Look at the standard integral notation

∫_{a}^{b}(some expression f of *running *variable x)dx ……….(1)

This usually but NOT always means (f of x) multiplying dx, then integrating from a to b, even though in some contexts it looks exactly like that and you feel “no doubt it means exactly that”.

In better computer graphic, it’s written as

where f(x) is our complicated expression of x .

Instead, this Leibniz notation is based on the algebraic summation of n items, each a product of (f * Δ),

- …………..(2)

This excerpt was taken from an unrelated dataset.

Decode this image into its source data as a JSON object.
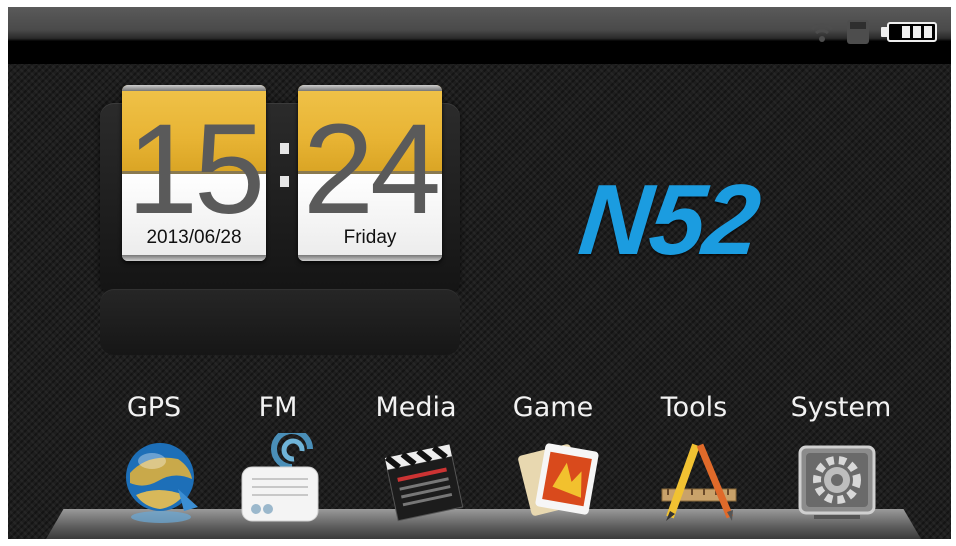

What is expressed in the integral in (1) is that we *integrate over infinitesimal divisions*. These divisions divide up and cover the entire continuous range [a,b]. Therefore (1) denotes the sum in (2) *as **Δ goes infinitesimal*. Indeed, most of the time we can treat the __(…)dx__ as a product as in (2), but i just feel there are some special contexts /__with invisible broken glass on the floor__/. I can’t identify exactly those contexts, but here are some hints.

People often put funny things after the /innocent-looking/ “d”. like

(…expression of x) d(-x/2)

(…expression of x) dw(x)

(…expression of x)dy dx/dy

dw(x) means dw, where w is treated as a variable, even though we know that w is a function of x.

I don’t know if teachers ever do these things, but students do. They muddy the water.

How about double integral

∫_{c}^{d}(∫_{a}^{b}(f of x and y)dx)dy

Whenever it’s confusing I feel we had better refer to the the original definition of Leibniz’s notation, based on (2)